* _WHAT IS BEING ASKED_
Print the line containing "Decode this image" and every line after it exactly as written, through the end of the records.
☆ ☆ ☆
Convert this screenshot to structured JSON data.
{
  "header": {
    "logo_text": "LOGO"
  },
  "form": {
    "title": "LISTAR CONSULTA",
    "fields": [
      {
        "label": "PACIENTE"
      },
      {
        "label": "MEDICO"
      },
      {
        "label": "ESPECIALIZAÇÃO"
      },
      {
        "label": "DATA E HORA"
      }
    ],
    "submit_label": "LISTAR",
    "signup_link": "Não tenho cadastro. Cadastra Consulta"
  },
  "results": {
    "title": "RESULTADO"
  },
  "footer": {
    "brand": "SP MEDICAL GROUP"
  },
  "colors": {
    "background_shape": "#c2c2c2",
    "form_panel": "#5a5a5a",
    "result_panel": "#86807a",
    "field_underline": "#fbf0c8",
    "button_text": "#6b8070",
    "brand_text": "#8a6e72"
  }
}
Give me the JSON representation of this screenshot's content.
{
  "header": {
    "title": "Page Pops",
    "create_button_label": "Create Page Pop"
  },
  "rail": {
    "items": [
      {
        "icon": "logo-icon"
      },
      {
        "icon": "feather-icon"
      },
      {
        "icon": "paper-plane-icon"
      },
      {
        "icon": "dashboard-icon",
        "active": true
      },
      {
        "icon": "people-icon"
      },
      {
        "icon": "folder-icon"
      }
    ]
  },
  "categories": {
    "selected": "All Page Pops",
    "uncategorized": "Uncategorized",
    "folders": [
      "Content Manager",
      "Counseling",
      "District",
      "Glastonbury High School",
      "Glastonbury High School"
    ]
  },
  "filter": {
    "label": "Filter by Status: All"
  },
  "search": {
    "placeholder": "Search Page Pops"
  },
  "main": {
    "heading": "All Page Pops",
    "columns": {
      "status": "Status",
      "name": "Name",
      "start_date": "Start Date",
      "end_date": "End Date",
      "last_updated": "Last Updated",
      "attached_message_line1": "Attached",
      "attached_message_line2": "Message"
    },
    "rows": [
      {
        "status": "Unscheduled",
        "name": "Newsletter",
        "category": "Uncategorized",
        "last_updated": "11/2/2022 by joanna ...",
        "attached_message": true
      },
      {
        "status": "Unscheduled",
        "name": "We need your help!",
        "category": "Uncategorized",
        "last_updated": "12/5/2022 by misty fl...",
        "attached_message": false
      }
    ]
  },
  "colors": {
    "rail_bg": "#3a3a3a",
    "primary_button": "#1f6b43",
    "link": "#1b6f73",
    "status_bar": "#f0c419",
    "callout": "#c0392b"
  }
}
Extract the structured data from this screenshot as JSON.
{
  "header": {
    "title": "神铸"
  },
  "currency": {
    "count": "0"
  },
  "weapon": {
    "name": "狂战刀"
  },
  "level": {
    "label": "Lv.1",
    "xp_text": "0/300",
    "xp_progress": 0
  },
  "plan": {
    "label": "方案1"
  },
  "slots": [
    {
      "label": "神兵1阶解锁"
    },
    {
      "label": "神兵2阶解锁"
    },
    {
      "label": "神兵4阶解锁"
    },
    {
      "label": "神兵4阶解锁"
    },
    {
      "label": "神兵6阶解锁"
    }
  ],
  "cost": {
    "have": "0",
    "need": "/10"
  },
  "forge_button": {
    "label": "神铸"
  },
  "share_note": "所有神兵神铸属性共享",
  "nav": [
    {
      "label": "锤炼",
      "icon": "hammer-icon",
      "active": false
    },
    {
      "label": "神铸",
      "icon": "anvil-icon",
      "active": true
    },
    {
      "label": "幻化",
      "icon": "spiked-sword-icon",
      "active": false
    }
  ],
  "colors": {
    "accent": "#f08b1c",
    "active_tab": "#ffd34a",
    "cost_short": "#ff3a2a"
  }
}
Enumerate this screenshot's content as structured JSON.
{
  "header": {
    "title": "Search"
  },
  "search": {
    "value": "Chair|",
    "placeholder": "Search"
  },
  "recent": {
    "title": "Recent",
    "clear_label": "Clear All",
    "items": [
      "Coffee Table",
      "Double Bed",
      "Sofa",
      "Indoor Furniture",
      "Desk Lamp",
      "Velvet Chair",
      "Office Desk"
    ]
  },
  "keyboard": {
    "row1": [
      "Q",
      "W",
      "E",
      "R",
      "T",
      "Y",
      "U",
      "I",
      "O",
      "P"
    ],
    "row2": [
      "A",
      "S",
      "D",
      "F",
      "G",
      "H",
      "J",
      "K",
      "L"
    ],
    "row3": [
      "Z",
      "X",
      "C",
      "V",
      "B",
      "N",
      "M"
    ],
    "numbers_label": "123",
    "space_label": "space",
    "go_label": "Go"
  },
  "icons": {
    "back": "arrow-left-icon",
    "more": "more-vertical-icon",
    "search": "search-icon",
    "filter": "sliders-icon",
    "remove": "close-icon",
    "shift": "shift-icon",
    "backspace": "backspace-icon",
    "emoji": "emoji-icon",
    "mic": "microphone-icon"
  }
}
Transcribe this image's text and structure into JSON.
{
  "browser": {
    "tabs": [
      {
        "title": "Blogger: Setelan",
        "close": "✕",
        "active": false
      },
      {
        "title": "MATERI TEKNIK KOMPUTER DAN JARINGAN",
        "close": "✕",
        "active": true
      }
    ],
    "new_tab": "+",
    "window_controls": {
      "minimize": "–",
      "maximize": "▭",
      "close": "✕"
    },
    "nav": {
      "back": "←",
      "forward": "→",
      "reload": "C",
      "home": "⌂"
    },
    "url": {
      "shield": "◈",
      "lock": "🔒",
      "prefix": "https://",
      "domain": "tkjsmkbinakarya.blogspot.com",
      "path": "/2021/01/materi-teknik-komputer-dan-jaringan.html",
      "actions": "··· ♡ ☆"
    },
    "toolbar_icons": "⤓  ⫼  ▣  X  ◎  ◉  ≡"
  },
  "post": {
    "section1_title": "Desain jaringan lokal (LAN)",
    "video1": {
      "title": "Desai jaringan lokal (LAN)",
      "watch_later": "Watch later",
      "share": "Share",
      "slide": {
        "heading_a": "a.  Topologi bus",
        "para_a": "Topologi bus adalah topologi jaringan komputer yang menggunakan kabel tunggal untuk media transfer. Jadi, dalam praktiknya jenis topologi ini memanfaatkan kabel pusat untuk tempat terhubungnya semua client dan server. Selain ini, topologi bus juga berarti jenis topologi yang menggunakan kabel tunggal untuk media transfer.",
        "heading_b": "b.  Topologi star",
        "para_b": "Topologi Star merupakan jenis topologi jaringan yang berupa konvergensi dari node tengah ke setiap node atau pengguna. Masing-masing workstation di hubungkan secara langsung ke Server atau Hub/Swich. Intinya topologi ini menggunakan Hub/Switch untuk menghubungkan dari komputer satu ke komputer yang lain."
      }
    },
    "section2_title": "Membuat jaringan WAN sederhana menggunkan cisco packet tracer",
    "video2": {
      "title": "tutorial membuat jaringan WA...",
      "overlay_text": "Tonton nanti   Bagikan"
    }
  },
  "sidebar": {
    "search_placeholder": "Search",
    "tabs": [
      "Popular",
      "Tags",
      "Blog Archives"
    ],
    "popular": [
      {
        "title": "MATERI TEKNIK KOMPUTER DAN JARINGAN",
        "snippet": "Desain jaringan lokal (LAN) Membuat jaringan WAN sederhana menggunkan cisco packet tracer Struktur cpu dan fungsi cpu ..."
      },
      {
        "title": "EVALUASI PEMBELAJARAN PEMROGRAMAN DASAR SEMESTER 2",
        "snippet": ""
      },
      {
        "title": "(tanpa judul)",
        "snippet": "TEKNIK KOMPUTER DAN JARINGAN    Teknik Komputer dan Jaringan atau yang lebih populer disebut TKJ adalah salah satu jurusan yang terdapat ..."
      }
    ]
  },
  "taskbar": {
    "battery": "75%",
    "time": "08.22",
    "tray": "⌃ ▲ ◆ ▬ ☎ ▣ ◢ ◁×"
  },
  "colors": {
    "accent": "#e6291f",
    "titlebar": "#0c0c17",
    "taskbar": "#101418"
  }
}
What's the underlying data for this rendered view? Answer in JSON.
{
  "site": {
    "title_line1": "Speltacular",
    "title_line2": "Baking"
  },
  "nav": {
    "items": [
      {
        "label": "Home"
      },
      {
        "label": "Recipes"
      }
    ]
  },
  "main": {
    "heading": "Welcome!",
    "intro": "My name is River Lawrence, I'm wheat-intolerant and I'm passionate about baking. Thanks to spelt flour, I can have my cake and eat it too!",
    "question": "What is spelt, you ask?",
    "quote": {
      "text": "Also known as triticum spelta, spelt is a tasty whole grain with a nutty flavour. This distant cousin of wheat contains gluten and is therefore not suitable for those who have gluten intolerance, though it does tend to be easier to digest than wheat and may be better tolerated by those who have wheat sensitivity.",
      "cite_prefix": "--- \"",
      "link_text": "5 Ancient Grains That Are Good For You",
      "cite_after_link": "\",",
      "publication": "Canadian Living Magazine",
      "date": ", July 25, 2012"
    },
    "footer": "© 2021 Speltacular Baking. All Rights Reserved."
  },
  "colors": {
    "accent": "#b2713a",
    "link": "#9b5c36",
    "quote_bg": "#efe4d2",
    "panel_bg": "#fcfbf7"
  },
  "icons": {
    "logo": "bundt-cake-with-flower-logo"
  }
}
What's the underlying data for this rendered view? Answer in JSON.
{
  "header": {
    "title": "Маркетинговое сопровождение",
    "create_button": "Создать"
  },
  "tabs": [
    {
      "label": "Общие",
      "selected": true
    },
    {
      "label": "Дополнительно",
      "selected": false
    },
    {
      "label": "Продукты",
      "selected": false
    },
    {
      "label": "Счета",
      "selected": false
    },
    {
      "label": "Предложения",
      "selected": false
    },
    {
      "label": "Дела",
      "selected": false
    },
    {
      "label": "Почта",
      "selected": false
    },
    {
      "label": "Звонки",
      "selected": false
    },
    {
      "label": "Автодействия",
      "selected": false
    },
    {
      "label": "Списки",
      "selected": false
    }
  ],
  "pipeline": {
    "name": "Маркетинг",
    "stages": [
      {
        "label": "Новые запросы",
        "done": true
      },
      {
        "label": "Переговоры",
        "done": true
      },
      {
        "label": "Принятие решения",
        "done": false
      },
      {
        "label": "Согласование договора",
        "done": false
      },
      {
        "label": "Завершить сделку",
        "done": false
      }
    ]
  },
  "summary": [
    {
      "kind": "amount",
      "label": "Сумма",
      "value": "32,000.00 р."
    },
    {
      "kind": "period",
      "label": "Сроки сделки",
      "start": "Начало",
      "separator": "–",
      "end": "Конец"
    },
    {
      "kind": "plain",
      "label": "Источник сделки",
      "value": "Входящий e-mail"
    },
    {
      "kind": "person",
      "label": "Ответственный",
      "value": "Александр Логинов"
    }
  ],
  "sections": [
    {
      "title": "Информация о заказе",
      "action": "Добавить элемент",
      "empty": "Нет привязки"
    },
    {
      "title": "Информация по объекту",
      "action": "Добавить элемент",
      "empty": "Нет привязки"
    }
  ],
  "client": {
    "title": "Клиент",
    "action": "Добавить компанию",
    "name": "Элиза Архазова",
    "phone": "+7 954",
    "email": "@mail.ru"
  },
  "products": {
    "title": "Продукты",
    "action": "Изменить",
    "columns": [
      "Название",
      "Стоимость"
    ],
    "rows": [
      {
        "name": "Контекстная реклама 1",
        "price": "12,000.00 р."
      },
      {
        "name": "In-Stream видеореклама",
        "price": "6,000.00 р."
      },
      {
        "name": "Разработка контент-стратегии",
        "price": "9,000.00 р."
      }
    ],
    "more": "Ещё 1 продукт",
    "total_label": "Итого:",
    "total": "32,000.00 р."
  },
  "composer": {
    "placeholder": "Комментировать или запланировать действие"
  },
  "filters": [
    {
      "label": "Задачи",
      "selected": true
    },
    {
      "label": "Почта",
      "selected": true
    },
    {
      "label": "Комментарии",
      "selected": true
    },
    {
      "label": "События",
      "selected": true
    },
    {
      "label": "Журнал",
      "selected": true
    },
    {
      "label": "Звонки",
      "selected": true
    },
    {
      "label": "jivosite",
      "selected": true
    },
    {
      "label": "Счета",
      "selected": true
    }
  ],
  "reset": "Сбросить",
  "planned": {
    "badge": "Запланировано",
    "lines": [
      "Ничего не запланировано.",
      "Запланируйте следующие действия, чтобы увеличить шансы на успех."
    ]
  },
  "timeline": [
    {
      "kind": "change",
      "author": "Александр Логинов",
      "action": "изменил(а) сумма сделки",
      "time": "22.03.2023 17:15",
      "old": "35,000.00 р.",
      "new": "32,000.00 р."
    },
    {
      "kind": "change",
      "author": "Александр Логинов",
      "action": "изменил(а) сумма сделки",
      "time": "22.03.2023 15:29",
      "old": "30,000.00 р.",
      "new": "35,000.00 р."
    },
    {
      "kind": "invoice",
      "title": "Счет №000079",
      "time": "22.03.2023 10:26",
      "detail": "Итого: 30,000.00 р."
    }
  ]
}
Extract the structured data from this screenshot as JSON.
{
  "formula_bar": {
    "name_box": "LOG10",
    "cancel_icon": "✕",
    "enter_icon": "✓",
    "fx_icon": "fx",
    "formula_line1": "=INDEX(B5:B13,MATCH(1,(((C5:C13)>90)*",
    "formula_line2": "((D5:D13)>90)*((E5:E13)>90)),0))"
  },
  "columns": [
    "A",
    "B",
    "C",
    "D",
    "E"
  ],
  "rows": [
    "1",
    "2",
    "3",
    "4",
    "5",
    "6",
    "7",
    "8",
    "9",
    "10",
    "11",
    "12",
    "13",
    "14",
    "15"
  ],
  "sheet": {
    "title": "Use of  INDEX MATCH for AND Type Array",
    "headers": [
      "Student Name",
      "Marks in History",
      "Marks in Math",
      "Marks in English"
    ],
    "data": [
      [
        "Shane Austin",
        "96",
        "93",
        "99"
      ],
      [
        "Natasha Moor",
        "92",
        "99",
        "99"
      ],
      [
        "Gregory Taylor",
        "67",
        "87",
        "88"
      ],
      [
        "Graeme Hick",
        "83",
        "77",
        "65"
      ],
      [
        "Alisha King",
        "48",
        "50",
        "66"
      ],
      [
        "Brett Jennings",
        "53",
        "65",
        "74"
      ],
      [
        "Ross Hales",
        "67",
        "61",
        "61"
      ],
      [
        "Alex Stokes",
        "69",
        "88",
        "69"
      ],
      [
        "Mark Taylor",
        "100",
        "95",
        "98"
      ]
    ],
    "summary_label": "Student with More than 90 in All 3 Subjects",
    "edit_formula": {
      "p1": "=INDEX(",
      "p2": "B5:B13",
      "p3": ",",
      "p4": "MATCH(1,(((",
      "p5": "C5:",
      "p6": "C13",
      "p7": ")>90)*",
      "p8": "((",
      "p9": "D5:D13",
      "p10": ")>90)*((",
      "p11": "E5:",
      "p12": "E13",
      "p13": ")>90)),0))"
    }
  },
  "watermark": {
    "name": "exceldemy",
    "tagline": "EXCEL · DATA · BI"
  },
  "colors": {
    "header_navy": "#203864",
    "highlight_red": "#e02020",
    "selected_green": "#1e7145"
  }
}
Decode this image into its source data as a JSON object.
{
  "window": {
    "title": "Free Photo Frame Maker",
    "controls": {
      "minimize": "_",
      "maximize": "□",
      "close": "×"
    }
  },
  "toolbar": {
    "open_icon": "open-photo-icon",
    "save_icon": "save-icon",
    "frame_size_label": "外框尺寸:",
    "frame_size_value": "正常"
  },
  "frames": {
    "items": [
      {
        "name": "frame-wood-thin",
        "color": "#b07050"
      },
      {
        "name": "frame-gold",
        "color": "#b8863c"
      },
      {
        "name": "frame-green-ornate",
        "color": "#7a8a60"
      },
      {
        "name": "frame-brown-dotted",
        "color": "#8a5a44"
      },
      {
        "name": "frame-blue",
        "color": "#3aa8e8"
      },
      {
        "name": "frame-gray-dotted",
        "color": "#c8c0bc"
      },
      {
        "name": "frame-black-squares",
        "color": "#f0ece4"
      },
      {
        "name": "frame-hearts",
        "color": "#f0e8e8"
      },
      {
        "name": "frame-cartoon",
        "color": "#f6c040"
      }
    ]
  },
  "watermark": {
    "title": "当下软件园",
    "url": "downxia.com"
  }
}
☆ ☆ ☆
* _OUTPUT FOR THIS TASK_
Decode this image into its source data as a JSON object.
{
  "window": {
    "title": "Free Photo Frame Maker",
    "controls": {
      "minimize": "_",
      "maximize": "□",
      "close": "×"
    }
  },
  "toolbar": {
    "open_icon": "open-photo-icon",
    "save_icon": "save-icon",
    "frame_size_label": "外框尺寸:",
    "frame_size_value": "正常"
  },
  "frames": {
    "items": [
      {
        "name": "frame-wood-thin",
        "color": "#b07050"
      },
      {
        "name": "frame-gold",
        "color": "#b8863c"
      },
      {
        "name": "frame-green-ornate",
        "color": "#7a8a60"
      },
      {
        "name": "frame-brown-dotted",
        "color": "#8a5a44"
      },
      {
        "name": "frame-blue",
        "color": "#3aa8e8"
      },
      {
        "name": "frame-gray-dotted",
        "color": "#c8c0bc"
      },
      {
        "name": "frame-black-squares",
        "color": "#f0ece4"
      },
      {
        "name": "frame-hearts",
        "color": "#f0e8e8"
      },
      {
        "name": "frame-cartoon",
        "color": "#f6c040"
      }
    ]
  },
  "watermark": {
    "title": "当下软件园",
    "url": "downxia.com"
  }
}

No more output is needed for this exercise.